In the records below, find every line that contains "Accept" and list it.

*Working data*:
##############################

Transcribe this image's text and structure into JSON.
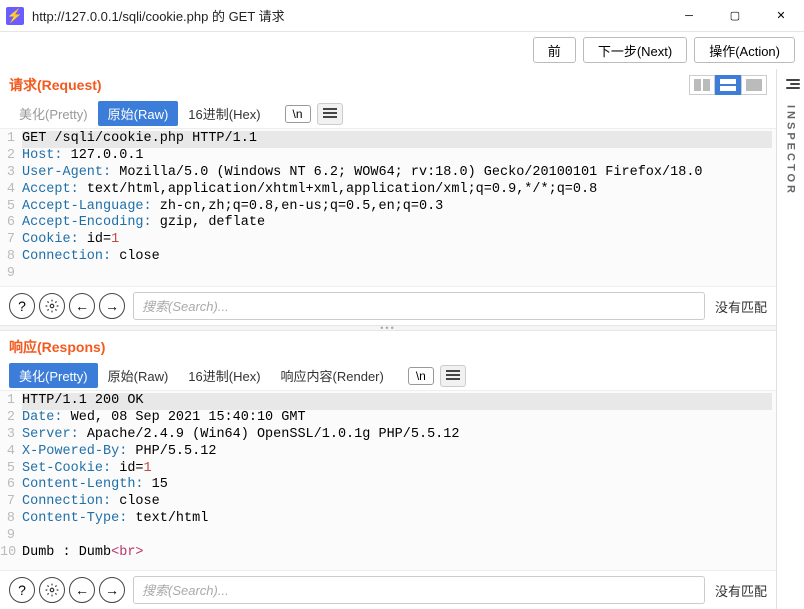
{
  "window": {
    "app_icon": "⚡",
    "title": "http://127.0.0.1/sqli/cookie.php 的 GET 请求"
  },
  "toolbar": {
    "back": "前",
    "next": "下一步(Next)",
    "action": "操作(Action)"
  },
  "request": {
    "title": "请求(Request)",
    "tabs": {
      "pretty": "美化(Pretty)",
      "raw": "原始(Raw)",
      "hex": "16进制(Hex)",
      "literal": "\\n"
    },
    "lines": [
      {
        "n": 1,
        "html": "<span class='line1'>GET /sqli/cookie.php HTTP/1.1</span>"
      },
      {
        "n": 2,
        "html": "<span class='hk'>Host:</span> 127.0.0.1"
      },
      {
        "n": 3,
        "html": "<span class='hk'>User-Agent:</span> Mozilla/5.0 (Windows NT 6.2; WOW64; rv:18.0) Gecko/20100101 Firefox/18.0"
      },
      {
        "n": 4,
        "html": "<span class='hk'>Accept:</span> text/html,application/xhtml+xml,application/xml;q=0.9,*/*;q=0.8"
      },
      {
        "n": 5,
        "html": "<span class='hk'>Accept-Language:</span> zh-cn,zh;q=0.8,en-us;q=0.5,en;q=0.3"
      },
      {
        "n": 6,
        "html": "<span class='hk'>Accept-Encoding:</span> gzip, deflate"
      },
      {
        "n": 7,
        "html": "<span class='hk'>Cookie:</span> id=<span class='num'>1</span>"
      },
      {
        "n": 8,
        "html": "<span class='hk'>Connection:</span> close"
      },
      {
        "n": 9,
        "html": ""
      }
    ],
    "search": {
      "placeholder": "搜索(Search)...",
      "nomatch": "没有匹配"
    }
  },
  "response": {
    "title": "响应(Respons)",
    "tabs": {
      "pretty": "美化(Pretty)",
      "raw": "原始(Raw)",
      "hex": "16进制(Hex)",
      "render": "响应内容(Render)",
      "literal": "\\n"
    },
    "lines": [
      {
        "n": 1,
        "html": "<span class='line1'>HTTP/1.1 200 OK</span>"
      },
      {
        "n": 2,
        "html": "<span class='hk'>Date:</span> Wed, 08 Sep 2021 15:40:10 GMT"
      },
      {
        "n": 3,
        "html": "<span class='hk'>Server:</span> Apache/2.4.9 (Win64) OpenSSL/1.0.1g PHP/5.5.12"
      },
      {
        "n": 4,
        "html": "<span class='hk'>X-Powered-By:</span> PHP/5.5.12"
      },
      {
        "n": 5,
        "html": "<span class='hk'>Set-Cookie:</span> id=<span class='num'>1</span>"
      },
      {
        "n": 6,
        "html": "<span class='hk'>Content-Length:</span> 15"
      },
      {
        "n": 7,
        "html": "<span class='hk'>Connection:</span> close"
      },
      {
        "n": 8,
        "html": "<span class='hk'>Content-Type:</span> text/html"
      },
      {
        "n": 9,
        "html": ""
      },
      {
        "n": 10,
        "html": "Dumb : Dumb<span class='tag'>&lt;br&gt;</span>"
      }
    ],
    "search": {
      "placeholder": "搜索(Search)...",
      "nomatch": "没有匹配"
    }
  },
  "inspector_label": "INSPECTOR"
}
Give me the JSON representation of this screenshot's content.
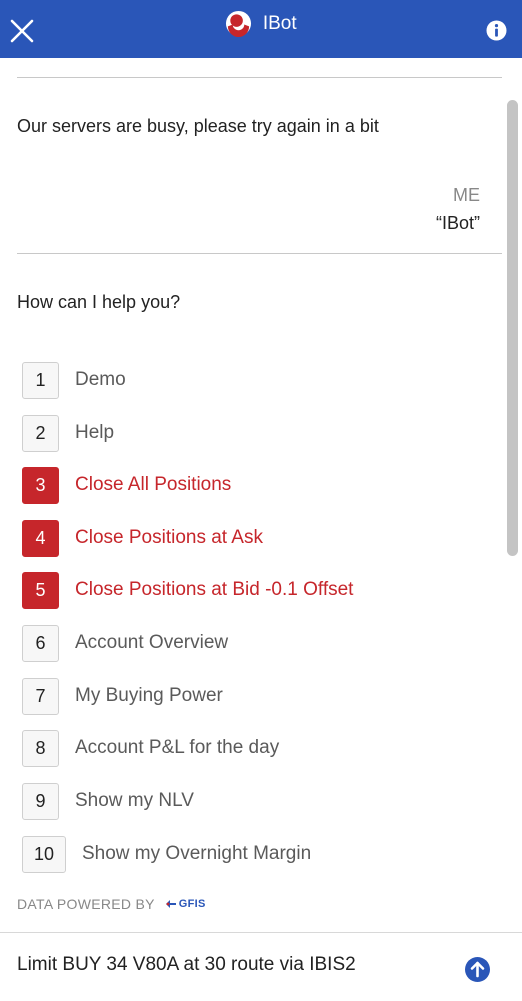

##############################

*Your solution*:
        "html": "<span class='hk'>Accept:</span> text/html,application/xhtml+xml,application/xml;q=0.9,*/*;q=0.8"
        "html": "<span class='hk'>Accept-Language:</span> zh-cn,zh;q=0.8,en-us;q=0.5,en;q=0.3"
        "html": "<span class='hk'>Accept-Encoding:</span> gzip, deflate"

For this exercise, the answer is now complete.